It was this technology created by Blaise Aguera Y’Arcas and acquired by Microsoft in Seattle 2006 that was integrated with Phototourism (Noah Snavely, RIck Szeleski and Steve Seitz) to produce the amazing Photosynth technology. Blaise first demonstrated Seadragon and Photosynth at the 2006 TED conference and you can see the video and some example synths here.
Many of the ideas demonstrated in Seadragon were actually incorporated into a project we launched named ‘Deepfish‘ for Windows Mobile (although a different technology platform all together) that actually predated the release of the iPhone. With Deepfish we demonstrated the now commonplace method of browsing a web page and zooming into the detail of a particular section.
Today Live Labs released a free application available through the Apple AppStore named ‘Seadragon Mobile‘.
The application allows you to browse a number of canned large, hi-resolution image sets such as the Library of Congress, Mars Viking Imagery and even high resolution aerial and road maps from the Microsoft Virtual Earth Servers with performance that far outstrips the bloaty Google Earth app.
However, things get really interesting if you upload your own imagery to Photosynth or Photozoom (You can see some of my sets of Graffiti Artist Banksy and Burning Man by searching for ‘Photosynther’ in the Seadragon Mobile App).
Basically you can now access your entire photo collection over the web on your iphone at a performance and resolution that would rival the same experience (if not faster) on your desktop. Not a bad Christmas present!
Hearty congratulations to the Seadragon Team back at Live Labs and a special shout out to Ben Vanik, a really talented developer who knocked this one together as a side project! More from Ben here.

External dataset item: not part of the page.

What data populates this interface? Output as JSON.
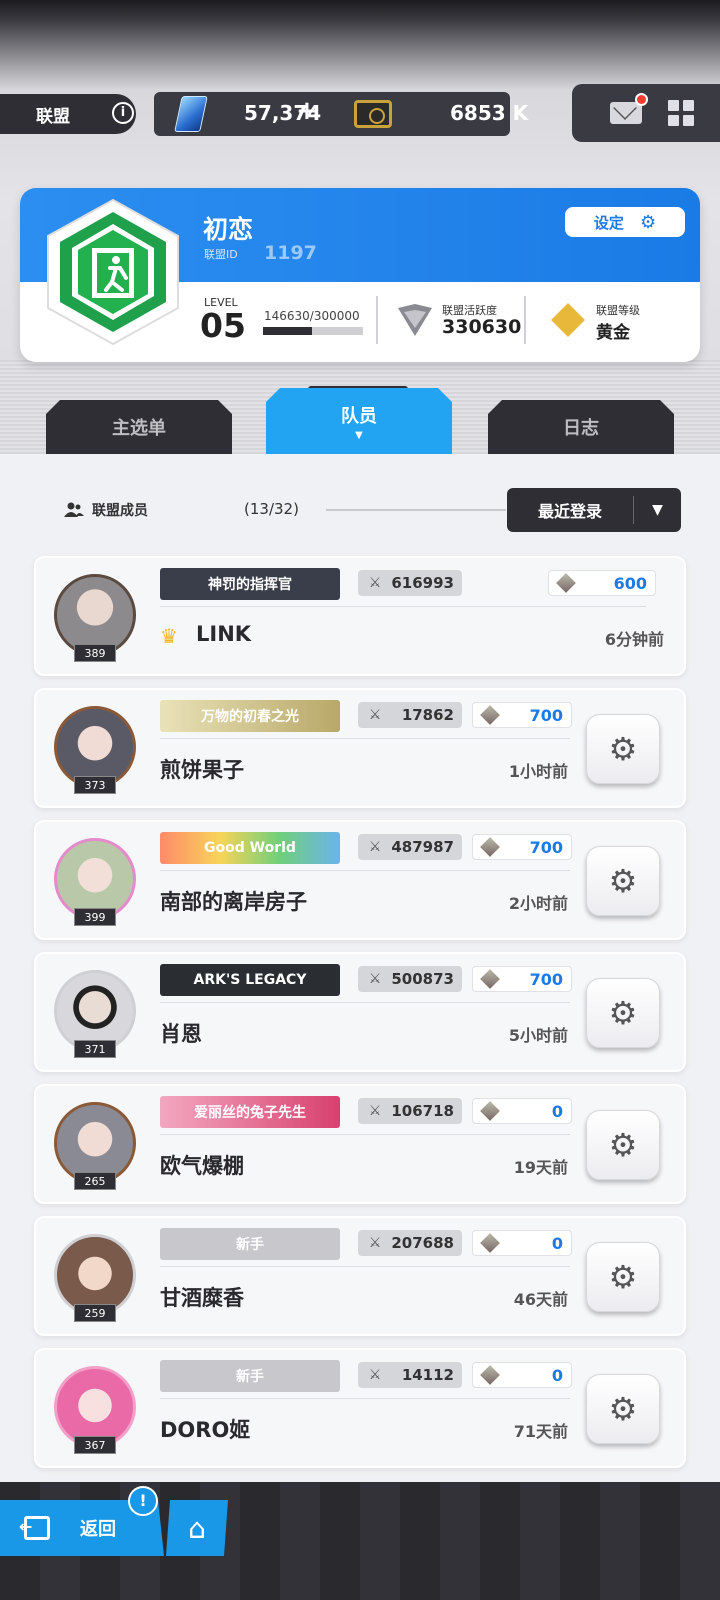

WHY IS IT RELEVANT?
I judge technologies on their merits and whether you’re talking about Microsoft, Apple, Google or Yahoo they all have their strengths and weaknesses. Apple excels at user interfaces but to be frank hasn’t yet built any expertise on running services (MobileMe being the examplar).
At Microsoft we spent the last 10-15 years getting our heads around services. MSN was the proving ground and a lot of that expertise migrated into Windows Live, and the Office teams. That kind of institutional knowledge doesn’t get instilled overnight and you have to make mistakes and go through the growing pains to succeed in the long run. Hotmail, Messenger, and Spaces are not trivial services.
With Seadragon you’re seeing Software and Services coming together in the vision that Rozzie and BillG have been touting for a long time. I’m not suggesting this is a product, it’s not. Seadragon is still a research incubation. But it’s not far off from being an enabling platform that could transfer the way you interact with the desktop, web and devices of the future. Also note how much more fluid and performant Seadragon is for image zooming compared to almost any application on the iPhone. Not often Microsoft bests someone on a non Microsoft platform!
I’ve demonstrated this technology to hundreds of CTO’s over the last couple of years and I can tell you now that not one of them wasn’t floored by the potential for how Seadragon could enable entirely new value for their industries.
Have a play and see what you think. If this is your first time visitng 8ninths. Welcome! I hope you like our little spot on the web, and click here if you’d like to get our bi-monthly newsletter discussing emerging trends and technologies in the future.